- Hi Howard, Rob E & all
--- In email@example.com, upasaka@... wrote:
>H: There also needs to be specific rupas that constitute the killing, a.k.a. "the actions" and also called the kamma-patha. Without this, there is only thinking and intending, i.e., there is only incompleted kamma.
Yes, if it is just thinking, not complete kamma which will bring its results as you say.
As quoted quite recently by Ken O from the commentary to the Sammaditthi Sutta:
<<But as regards the particular terms, the phrase killing living beings means
the slaughter of a living being, the destruction of a living being. And here a
living being (pana) is, according to ordinary usage, a being (satta); in the
ultimate sense it is the life faculty. "Killing living beings" is the volition
to kill on the part of one who is aware, in respect of a living being, that it
is a living being, and
which (volition), manifesting itself through one or the other of the doors
of body and speech, initiates activity resulting in the cutting off of the
In relation to beings such as animals, etc., which lack moral qualities (guna),
it is less blameworthy in respect of small living beings and more blameworthy in
respect of beings with large bodies. Why? Because of the magnitude of the effort
involved. And when the effort involved is equal, because of the magnitude of the
object (the being killed). In relation to beings such as humans, etc., who
possess moral qualities, it is less blameworthy in respect of beings with few
good qualities and more blameworthy in respect of beings with great qualities.
When the size of the body and moral qualities are equal, however, it is less
blameworthy when the defilements and activity are mild, and more blameworthy
when they are strong: so it should be understood.
There are five constituents for this (act of killing a living being): a living
being, awareness that it is a living being, the mind to kill, activity, and the
death (of the being) thereby.
There are six means: one's own person, command, a missile, a fixed contrivance,
a magical spell, supernormal power.>>
- Hi Sarah.
--- In firstname.lastname@example.org, "sarah" <sarahprocterabbott@...> wrote:
> S: It shows that there are just dhammas. Of course there are reasons, conditions why there is thinking now about 'computer' and not 'armchair', for example. Each visible object at each moment is different, each hardness experienced through bodysense is different.

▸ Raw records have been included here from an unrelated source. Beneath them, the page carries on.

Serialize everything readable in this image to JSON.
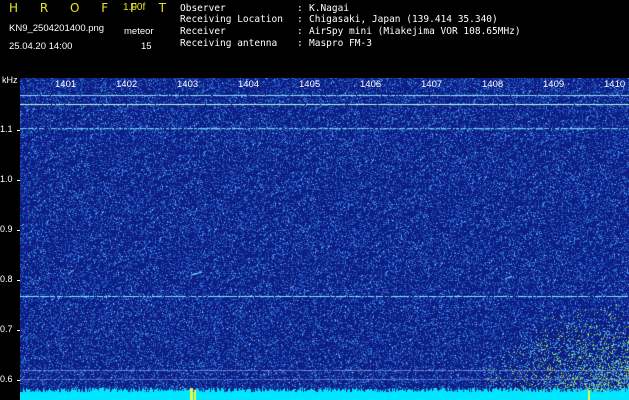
{
  "header": {
    "logo": "H R O F F T",
    "version": "1.00f",
    "filename": "KN9_2504201400.png",
    "meteor_label": "meteor",
    "datetime": "25.04.20 14:00",
    "count": "15",
    "info": [
      {
        "label": "Observer",
        "value": "K.Nagai"
      },
      {
        "label": "Receiving Location",
        "value": "Chigasaki, Japan (139.414 35.340)"
      },
      {
        "label": "Receiver",
        "value": "AirSpy mini (Miakejima VOR 108.65MHz)"
      },
      {
        "label": "Receiving antenna",
        "value": "Maspro FM-3"
      }
    ]
  },
  "spectrogram": {
    "y_unit": "kHz",
    "y_ticks": [
      "1.1",
      "1.0",
      "0.9",
      "0.8",
      "0.7",
      "0.6"
    ],
    "x_ticks": [
      "1401",
      "1402",
      "1403",
      "1404",
      "1405",
      "1406",
      "1407",
      "1408",
      "1409",
      "1410"
    ],
    "colors": {
      "background": "#0d1e85",
      "noise": "#1f6ad0",
      "signal": "#5fe6ff",
      "strong": "#e6ff40",
      "baseline": "#00e6ff"
    }
  }
}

This makes sense of how such things are differentiated.
> Nonetheless, there never is an experience of 'computer' or 'armchair', only of rupas experienced through the senses and thinking about these in different ways.

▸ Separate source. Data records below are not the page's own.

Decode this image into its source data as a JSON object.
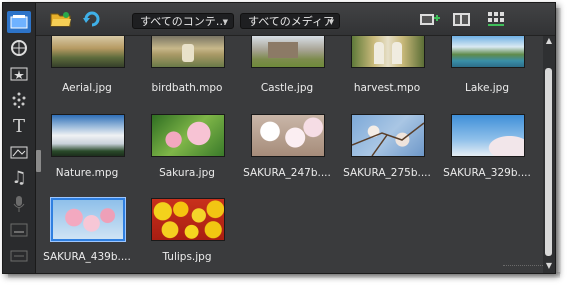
{
  "toolbar": {
    "filter_content": "すべてのコンテ…",
    "filter_media": "すべてのメディア"
  },
  "icons": {
    "sidebar": [
      "media-library-icon",
      "transitions-icon",
      "effects-icon",
      "particles-icon",
      "title-icon",
      "graphics-icon",
      "music-icon",
      "record-icon",
      "subtitle-icon",
      "chapter-icon"
    ],
    "toolbar": [
      "open-folder-icon",
      "refresh-icon",
      "add-clip-icon",
      "storyboard-icon",
      "grid-view-icon"
    ]
  },
  "media": [
    {
      "name": "Aerial.jpg"
    },
    {
      "name": "birdbath.mpo"
    },
    {
      "name": "Castle.jpg"
    },
    {
      "name": "harvest.mpo"
    },
    {
      "name": "Lake.jpg"
    },
    {
      "name": "Nature.mpg"
    },
    {
      "name": "Sakura.jpg"
    },
    {
      "name": "SAKURA_247b...."
    },
    {
      "name": "SAKURA_275b...."
    },
    {
      "name": "SAKURA_329b...."
    },
    {
      "name": "SAKURA_439b...."
    },
    {
      "name": "Tulips.jpg"
    }
  ],
  "selected_index": 10,
  "colors": {
    "accent": "#2d74c9",
    "background": "#3a3b3d"
  }
}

Do you think the Buddha's point in the simile of the chariot is that there is no chariot at all?
- - - - - - - - - - - -